Former Apple design chief Sir Jony Ive has revealed his latest project, a collaboration with British audio brand Linn to design a 50th anniversary edition of its Sondek LP12 turntable.
The luxury $60,000 record player is the first non-Apple hardware project Ive is known to have been involved in since he and four other colleagues left the company in 2019 to found the design firm LoveFrom.
The premium piece of audio technology features many of the classic hallmarks of an Ive-approved product, right down to the smoothed off aluminum edges, circular elements, and neutral, minimalist aesthetic.
Speaking to Fast Company, Ive said he had owned multiple Linn products over the years, explaining that “music has always been profoundly important to me.” He continued:

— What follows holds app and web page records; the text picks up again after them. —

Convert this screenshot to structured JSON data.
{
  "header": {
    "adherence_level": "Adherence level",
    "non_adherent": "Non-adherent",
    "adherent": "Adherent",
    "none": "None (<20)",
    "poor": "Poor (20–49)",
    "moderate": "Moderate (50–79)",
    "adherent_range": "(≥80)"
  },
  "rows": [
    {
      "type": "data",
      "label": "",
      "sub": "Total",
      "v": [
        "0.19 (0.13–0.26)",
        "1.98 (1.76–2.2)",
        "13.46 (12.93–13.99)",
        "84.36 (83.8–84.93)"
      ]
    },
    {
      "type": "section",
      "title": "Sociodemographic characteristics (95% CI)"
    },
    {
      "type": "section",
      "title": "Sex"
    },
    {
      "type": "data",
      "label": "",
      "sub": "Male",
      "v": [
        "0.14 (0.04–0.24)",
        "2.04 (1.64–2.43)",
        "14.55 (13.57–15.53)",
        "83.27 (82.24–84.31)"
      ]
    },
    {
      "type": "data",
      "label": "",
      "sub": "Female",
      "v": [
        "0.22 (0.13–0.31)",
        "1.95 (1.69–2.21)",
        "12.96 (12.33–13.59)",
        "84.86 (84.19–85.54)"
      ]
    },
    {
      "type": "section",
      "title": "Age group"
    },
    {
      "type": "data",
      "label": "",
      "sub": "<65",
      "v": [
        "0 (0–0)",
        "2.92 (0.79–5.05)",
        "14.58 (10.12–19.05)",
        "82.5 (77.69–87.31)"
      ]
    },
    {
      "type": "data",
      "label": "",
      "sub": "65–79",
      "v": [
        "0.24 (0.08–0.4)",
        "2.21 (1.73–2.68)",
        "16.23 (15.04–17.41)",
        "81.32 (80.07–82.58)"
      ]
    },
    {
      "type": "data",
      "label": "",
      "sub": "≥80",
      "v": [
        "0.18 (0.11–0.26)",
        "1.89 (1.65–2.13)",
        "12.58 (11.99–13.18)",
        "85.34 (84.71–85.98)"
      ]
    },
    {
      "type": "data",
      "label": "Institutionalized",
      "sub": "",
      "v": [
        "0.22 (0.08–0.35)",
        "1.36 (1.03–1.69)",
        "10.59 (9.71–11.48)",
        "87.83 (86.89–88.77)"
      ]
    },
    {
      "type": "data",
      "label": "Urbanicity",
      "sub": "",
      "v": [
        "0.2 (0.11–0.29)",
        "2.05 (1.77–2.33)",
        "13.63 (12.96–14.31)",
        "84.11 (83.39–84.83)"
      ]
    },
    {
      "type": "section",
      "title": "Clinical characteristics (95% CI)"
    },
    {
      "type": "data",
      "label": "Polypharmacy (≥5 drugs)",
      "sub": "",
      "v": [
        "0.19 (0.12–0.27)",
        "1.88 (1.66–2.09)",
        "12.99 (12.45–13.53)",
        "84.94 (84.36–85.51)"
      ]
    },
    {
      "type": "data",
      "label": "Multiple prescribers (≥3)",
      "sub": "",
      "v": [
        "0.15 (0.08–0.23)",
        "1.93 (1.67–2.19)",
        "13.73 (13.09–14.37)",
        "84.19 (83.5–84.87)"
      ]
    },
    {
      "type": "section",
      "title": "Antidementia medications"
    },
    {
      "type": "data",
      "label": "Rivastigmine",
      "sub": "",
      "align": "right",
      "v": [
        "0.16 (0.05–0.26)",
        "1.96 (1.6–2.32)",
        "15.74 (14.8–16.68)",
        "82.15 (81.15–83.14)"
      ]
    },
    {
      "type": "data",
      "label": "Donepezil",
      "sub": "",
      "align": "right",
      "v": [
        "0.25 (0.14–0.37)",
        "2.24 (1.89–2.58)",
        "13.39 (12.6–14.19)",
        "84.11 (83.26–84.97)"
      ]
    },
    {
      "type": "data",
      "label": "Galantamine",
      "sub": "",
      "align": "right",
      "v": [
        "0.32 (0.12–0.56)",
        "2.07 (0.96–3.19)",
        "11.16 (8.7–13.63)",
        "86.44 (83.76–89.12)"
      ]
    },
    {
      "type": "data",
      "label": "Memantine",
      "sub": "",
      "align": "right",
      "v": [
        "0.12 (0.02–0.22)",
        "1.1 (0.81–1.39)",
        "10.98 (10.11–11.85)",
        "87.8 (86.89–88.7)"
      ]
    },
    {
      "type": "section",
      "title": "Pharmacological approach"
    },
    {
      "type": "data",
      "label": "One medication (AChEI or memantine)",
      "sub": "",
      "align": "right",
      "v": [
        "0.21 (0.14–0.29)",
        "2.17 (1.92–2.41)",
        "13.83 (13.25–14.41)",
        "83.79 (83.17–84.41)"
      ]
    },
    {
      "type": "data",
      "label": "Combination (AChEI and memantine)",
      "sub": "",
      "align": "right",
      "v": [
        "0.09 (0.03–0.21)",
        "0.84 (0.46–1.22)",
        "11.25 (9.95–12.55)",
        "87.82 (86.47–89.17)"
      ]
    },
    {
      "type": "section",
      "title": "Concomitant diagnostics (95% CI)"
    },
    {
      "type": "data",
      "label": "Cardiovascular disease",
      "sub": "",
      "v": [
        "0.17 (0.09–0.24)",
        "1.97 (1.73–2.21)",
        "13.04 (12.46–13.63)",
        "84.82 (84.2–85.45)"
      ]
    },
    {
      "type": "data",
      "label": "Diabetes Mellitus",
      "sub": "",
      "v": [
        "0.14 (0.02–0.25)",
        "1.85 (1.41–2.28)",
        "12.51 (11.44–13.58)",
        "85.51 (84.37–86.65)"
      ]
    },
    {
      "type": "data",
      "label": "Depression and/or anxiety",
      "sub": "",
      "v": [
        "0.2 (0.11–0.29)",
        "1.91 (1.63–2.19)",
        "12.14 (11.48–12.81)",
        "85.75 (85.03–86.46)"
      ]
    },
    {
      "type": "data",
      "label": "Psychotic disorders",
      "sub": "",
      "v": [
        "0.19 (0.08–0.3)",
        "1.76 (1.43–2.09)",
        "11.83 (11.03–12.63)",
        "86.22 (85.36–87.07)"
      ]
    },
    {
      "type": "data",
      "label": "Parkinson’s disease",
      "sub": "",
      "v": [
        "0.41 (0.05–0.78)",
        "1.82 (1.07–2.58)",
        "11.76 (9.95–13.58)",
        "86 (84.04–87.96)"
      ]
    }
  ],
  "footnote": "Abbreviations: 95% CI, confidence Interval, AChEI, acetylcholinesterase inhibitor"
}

“So you can imagine, I think the first consequential music player that I designed was the first iPod, and that began a journey of multiple generations of iPod, and multiple AirPods and music accessories. I feel really fortunate to have gone the full circle… so many years on from my first visit to the factory.”
Ive describes the LP12-50 as “a very gentle and modest project for us that was really motivated by our love and respect for Linn.” Indeed, according to Fast Company, LoveFrom completed the work pro bono, and has no contract or other financial arrangement with the company.
“There’s a substantial percentage of our work which we do purely for the love of doing it,” Ive told the website, which noted that the design firm relies on its longer-term contracts with the likes of Airbnb and Ferrari to make money.
Since leaving Apple to found LoveFrom, Ive and fellow designer Marc Newson have designed a typeface, an emblem for the coronation of King Charles III, and a red clown nose for British charity Comic Relief.
Apple said in 2019 that Ive would continue to be involved in design at Apple and that it would be one of LoveFrom’s primary clients. For example, Ive was reportedly involved in the creation of the 2021 iMac. It’s unknown whether LoveFrom has worked with Apple since, and the design firm tends to keep a low profile.